DETAILS: Dhs169 (soft drinks), Dhs229 (house beverages). Fri 7pm-10.30pm. Southern Sun Hotel, Al Zahiya (02 818 4888).
Whether you have a taste for home or a taste for the never-had-before, you can find an abundance of cuisines from around the world in this city. Indian, Chinese, Filipino, Indonesian, Lebanese, Latin American, Caribbean, Ethiopian, even Irish… The list of brilliant, authentic cooking is endless thanks to the revolving door of expats coming and going from Abu Dhabi.
Usually, a melting pot makes for a better cooking pot, however, it must be said that one nation from the southern hemisphere is often under-represented despite the wealth of its residents relocating here: South African food can be a tricky bite to find. Many big supermarkets stock meats and confectionary known and loved by the Rainbow Nation.Head to any Carrefour and you’ll find spirals of boerewors at the butcher’s counter, tins of Milo in the tea and coffee aisle, proper electric-orange Fanta in the fridges, you’ll even find Ouma Rusks in the cereal aisle. But when it comes to dining out, options to reminisce or have an introduction are not so aplenty.
So, when we found out a proper braai has arrived in the city there was only one thing to do: put down our chopsticks, dig out our Springbok rugby jerseys and say “Howzit!” to the Southern Sun Abu Dhabi’s rooftop feast.

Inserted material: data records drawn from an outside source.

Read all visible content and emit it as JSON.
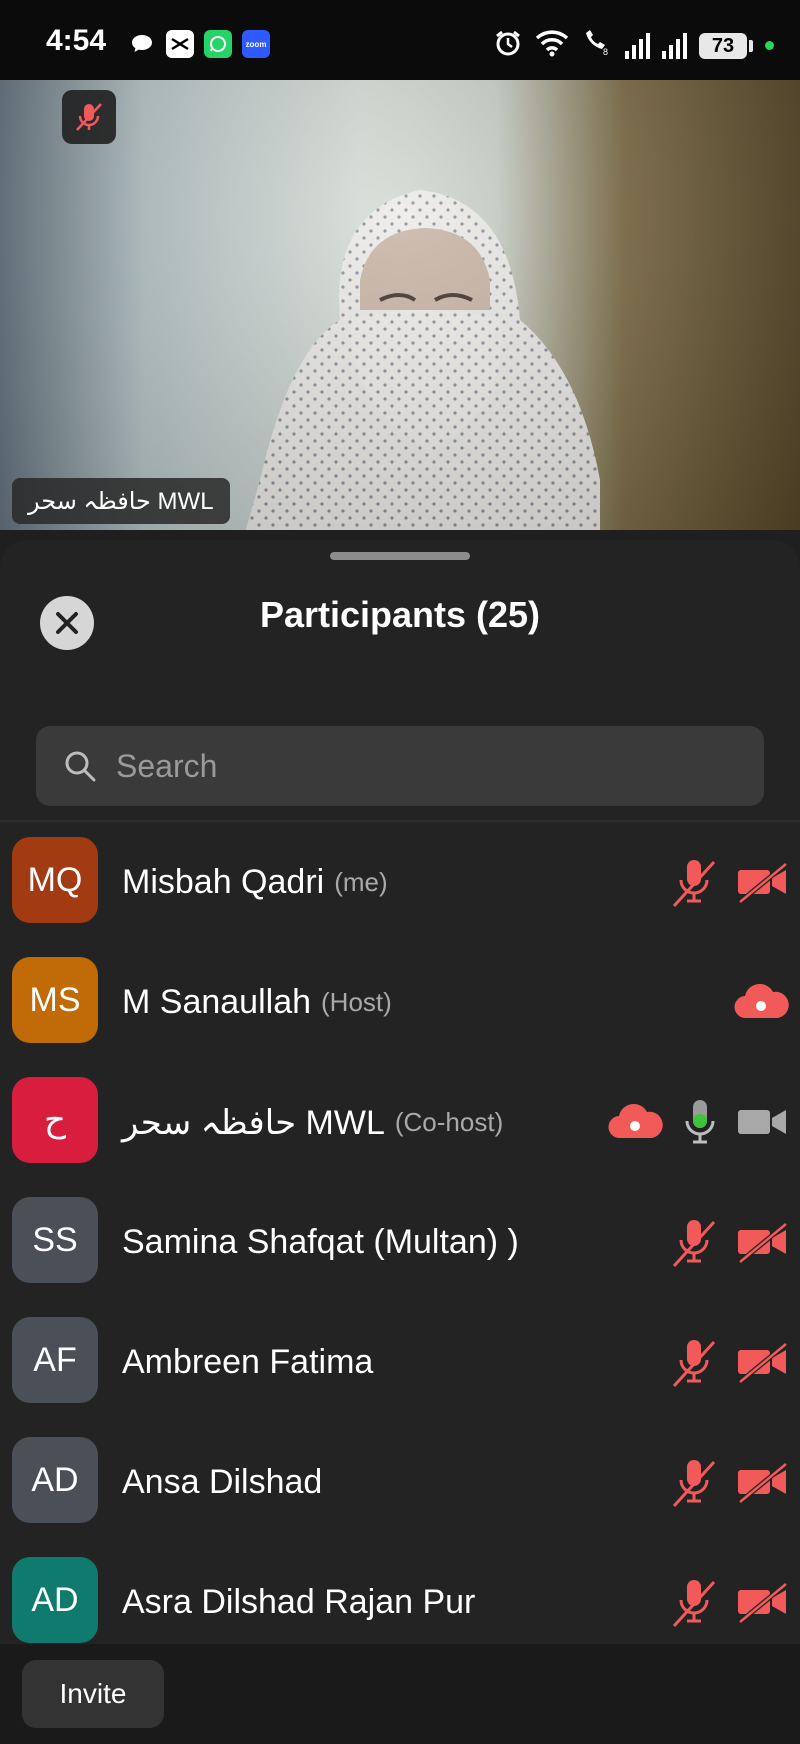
{
  "status_bar": {
    "time": "4:54",
    "battery": "73",
    "notification_icons": [
      "chat-bubble-icon",
      "capcut-icon",
      "whatsapp-icon",
      "zoom-icon"
    ],
    "right_icons": [
      "alarm-icon",
      "wifi-icon",
      "wifi-call-icon",
      "signal-icon",
      "signal-icon",
      "battery-icon",
      "active-dot-icon"
    ]
  },
  "video": {
    "speaker_name": "حافظہ سحر MWL",
    "mic_muted": true
  },
  "sheet": {
    "title": "Participants (25)",
    "search_placeholder": "Search",
    "invite_label": "Invite"
  },
  "participants": [
    {
      "initials": "MQ",
      "name": "Misbah Qadri",
      "role": "(me)",
      "avatar_color": "#a23a12",
      "mic": "muted",
      "video": "off",
      "recording": false
    },
    {
      "initials": "MS",
      "name": "M Sanaullah",
      "role": "(Host)",
      "avatar_color": "#c06a08",
      "mic": "none",
      "video": "none",
      "recording": true
    },
    {
      "initials": "ح",
      "name": "حافظہ سحر MWL",
      "role": "(Co-host)",
      "avatar_color": "#d81d3f",
      "mic": "active",
      "video": "on",
      "recording": true
    },
    {
      "initials": "SS",
      "name": "Samina Shafqat (Multan) )",
      "role": "",
      "avatar_color": "#4a4f58",
      "mic": "muted",
      "video": "off",
      "recording": false
    },
    {
      "initials": "AF",
      "name": "Ambreen Fatima",
      "role": "",
      "avatar_color": "#4a4f58",
      "mic": "muted",
      "video": "off",
      "recording": false
    },
    {
      "initials": "AD",
      "name": "Ansa Dilshad",
      "role": "",
      "avatar_color": "#4a4f58",
      "mic": "muted",
      "video": "off",
      "recording": false
    },
    {
      "initials": "AD",
      "name": "Asra Dilshad Rajan Pur",
      "role": "",
      "avatar_color": "#0f7b6f",
      "mic": "muted",
      "video": "off",
      "recording": false
    }
  ],
  "colors": {
    "muted_red": "#f25a5a",
    "mic_green": "#3ec43c",
    "icon_gray": "#bdbdbd"
  }
}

And boy, the Friday night braai is lekker. (Translation: “excellent”). For the uninitiated.
We take the elevator to the 27th floor and as the doors open, we’re hit by waft after waft of barbecuing meat. And, most importantly, the unmistakable fragrance of sizzling boerewors. We follow our noses to the outside area of Hytes, where staff have set up the braai and pop-up bar. And, as we’re led to our tables, we’re beamed back to childhood nostalgia. Look, this may not be exactly the real-deal braais from back home – it’s on a rooftop pool in the world’s richest city for a start – but it’s as close as we’ve found here.
Like all good braais, food is help yourself – with meat options including swirls of said ’wors, lamb chops, two cuts of steak, bunny chow complete with mini hollowed out breads and chicken legs. There’s even lashings of shakalaka relish and pap on the side. The salad selection is small, but sufficient. Options include potato salads, coleslaw, mixed kale, quinoa and nuts and some variations on classic Mediterranean salads.
We charge back to the table and dig in. The food is delicious and the smells (or maybe our stories about it) have clearly piqued the interest of others as a crowd of South Africans and other expats with a curious nature are turning up in their droves. Even more pleasingly, the small space is full – couples, groups of friends and families with small children pack out the deck.
Smiling and attentive staff ensure our drinks are never empty and there’s a selection of hops, grape and frozen mixed drinks.
With the first sitting of nostalgia complete, we wind our way back to the grills. “Fancy doing some braaing yourself?” asks a cook. “Yah bru,” we reply while donning a white apron. We season our steaks, throw them on the grill for finers and cook with glee. Can it get any better? Well, actually, it can.
It’s then that we spot a dark wooden shelf with bottles of olive oil, some spices and glass jars brimming with biltong. The ultimate South African bar snack – like a beefed up American jerky. And as we dish up our self-cooked meats, we pile our plates high with biltong and troddle back to the table, grinning from ear to ear.
WHAT IS IT...
A South African braai on the deck of a rooftop pool
For the ’wors, the steak and the novelty of the chefs letting you have a go for yourself